Can You Hear Me?
Shenae Osborn, LMSW, MA
I have been suffering with shoulder pain for a couple years now. I have calcification in my shoulder for which the doctor continues to prescribe higher levels of Ibuprofen and cortisone shots in the shoulder. “It should go away soon”, he says as I look at him in awe. I get there are necessary steps to take before having a patient get the issue fixed but how long should that be and how many sleepless nights should a patient go through before they are truly listened to? Today, I was in such excruciating pain with only 3 hours (maximum) of sleep. This is my usual amount of sleep give or take an hour. In taking the Ibuprofen, muscle pain patches, and heating pads alternating with ice packs I was at my wits end. I went to the ER hoping they could give me the cortisone shot there btu instead I was told nothing could be done for me and if I wanted, I could be given a narcotic. I refused the narcotic and decided to stay in pain as I wait for my video visit with the orthopedic surgeon which will once again do nothing and say, “wait it out”.
This pain and inability to get somebody to understand the severity, along with being offered narcotics drew me back to a story I recently heard about from a friend. His sister was his “rock” growing up. He looked up to her and counted on her support during his trying times until in recent years when her back pain was so severe, and the pain meds were no longer doing anything for her that she apparently turned to heroin. This story saddened me but also made sense. As a mental health care professional, I wonder how people get to the place they do. It’s often the norm that when walking past homeless people that seem to be under the influence in one manner or another, we judge and don’t give it a second thought as to how they ended up where they did. When I was offered narcotics in the ER I said, “no thank you”. This isn’t because I worry about an addiction but because it is putting a “band-aid” on the actual problem that keeps getting pushed off and injected with little to no relief.
I don’t feel heard, listen to. My shoulder pain can’t be seen and therefore the magnitude cannot be understood. The only benefit is that an x-ray can show the calcification, which is something, but the pain cannot be seen. This made me think about mental health disorders and how so many people suffer in silence, not believed for what they feel, fear, anguish over. This is why I often say, “just because it can’t be seen, doesn’t mean it doesn’t exist.” Proper health care should require compassion and understanding. It shouldn’t be so difficult to get the care that is needed when it is needed. I am sure everyone has had that time when you need an appointment, but none can be obtained. Health care, yes, it is a business but it is a business where one cares for the health of others. Our country needs to make changes to access to compassionate and immediate care by professionals that have not been burnt out by their profession. Overworked and unrested healthcare professionals only make a patient more vulnerable to feeling unheard and frustrated.

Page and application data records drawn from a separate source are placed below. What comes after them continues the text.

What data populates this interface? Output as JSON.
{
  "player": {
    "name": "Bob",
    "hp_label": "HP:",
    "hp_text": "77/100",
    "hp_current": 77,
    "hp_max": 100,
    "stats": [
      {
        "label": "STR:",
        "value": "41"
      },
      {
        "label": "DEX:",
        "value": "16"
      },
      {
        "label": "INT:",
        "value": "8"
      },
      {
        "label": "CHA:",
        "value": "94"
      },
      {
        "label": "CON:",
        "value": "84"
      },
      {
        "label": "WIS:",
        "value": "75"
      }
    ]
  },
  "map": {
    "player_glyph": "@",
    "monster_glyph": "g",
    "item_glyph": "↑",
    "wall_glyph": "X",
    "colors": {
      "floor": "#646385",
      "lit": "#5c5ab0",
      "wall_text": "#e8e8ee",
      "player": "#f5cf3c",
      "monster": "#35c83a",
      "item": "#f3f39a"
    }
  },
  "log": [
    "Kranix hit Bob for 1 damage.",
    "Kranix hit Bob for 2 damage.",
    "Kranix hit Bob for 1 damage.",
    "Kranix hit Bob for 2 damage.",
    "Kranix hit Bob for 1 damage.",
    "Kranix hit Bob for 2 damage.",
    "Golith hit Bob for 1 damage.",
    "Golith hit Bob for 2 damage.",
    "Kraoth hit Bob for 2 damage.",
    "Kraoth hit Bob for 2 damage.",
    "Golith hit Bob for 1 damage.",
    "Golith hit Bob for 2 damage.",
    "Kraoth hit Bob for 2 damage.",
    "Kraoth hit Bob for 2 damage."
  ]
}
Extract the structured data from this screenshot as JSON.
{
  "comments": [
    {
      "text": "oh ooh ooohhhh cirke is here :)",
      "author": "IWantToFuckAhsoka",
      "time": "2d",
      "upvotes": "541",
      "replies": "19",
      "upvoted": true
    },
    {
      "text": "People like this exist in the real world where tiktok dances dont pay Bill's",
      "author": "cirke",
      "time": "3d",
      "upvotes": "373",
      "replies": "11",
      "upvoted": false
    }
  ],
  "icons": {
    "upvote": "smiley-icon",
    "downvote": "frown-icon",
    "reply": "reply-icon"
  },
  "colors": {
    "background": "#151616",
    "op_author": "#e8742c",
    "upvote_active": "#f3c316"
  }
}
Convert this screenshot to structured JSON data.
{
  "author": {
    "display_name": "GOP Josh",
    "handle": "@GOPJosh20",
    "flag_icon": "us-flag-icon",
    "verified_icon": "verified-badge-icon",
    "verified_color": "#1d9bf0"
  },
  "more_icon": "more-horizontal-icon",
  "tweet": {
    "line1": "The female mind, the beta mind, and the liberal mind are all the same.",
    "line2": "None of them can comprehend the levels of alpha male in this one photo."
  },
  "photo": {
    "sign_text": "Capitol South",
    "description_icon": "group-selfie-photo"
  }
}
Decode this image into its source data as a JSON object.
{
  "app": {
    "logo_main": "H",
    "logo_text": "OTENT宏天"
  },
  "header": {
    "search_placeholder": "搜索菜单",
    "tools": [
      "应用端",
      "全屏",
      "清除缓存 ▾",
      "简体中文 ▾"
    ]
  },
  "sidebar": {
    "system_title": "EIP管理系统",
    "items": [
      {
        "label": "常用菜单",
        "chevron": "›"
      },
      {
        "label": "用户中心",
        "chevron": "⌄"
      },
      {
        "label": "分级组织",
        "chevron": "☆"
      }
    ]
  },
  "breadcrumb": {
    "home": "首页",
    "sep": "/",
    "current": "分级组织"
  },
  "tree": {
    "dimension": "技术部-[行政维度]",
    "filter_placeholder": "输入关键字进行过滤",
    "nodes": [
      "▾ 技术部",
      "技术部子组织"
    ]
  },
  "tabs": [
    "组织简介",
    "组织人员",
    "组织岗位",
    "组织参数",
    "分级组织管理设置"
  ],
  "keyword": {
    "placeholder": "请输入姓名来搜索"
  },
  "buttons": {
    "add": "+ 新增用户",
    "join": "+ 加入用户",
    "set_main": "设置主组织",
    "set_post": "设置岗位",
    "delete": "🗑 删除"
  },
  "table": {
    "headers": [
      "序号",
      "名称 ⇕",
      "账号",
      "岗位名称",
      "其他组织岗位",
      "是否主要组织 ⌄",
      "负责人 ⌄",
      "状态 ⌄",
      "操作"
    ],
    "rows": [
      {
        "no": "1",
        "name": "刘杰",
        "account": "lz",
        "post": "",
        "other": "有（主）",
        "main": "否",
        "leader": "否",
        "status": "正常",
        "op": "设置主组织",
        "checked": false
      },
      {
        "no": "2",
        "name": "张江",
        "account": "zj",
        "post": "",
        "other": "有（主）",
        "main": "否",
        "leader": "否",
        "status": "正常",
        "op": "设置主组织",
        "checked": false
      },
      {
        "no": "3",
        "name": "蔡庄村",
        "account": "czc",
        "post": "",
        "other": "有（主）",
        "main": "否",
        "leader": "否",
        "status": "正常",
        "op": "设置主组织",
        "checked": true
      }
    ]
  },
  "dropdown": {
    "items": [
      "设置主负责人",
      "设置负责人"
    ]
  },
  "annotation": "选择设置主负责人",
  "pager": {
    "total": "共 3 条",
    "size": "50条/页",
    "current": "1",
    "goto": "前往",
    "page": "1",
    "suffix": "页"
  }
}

After many calls, I was unable to get an appointment with my physician. I will just have to look forward to another sleepless night until I can finally get into see the doctor but I refuse to rely on medication. Life requires us to be patient, understanding, and at times ensure we advocate for ourselves. It’s okay to be proactive about getting your needs met. It seems to be the only way that people get heard which is a shame but it’s part of the game we call life.
Picture by Ryan McGuire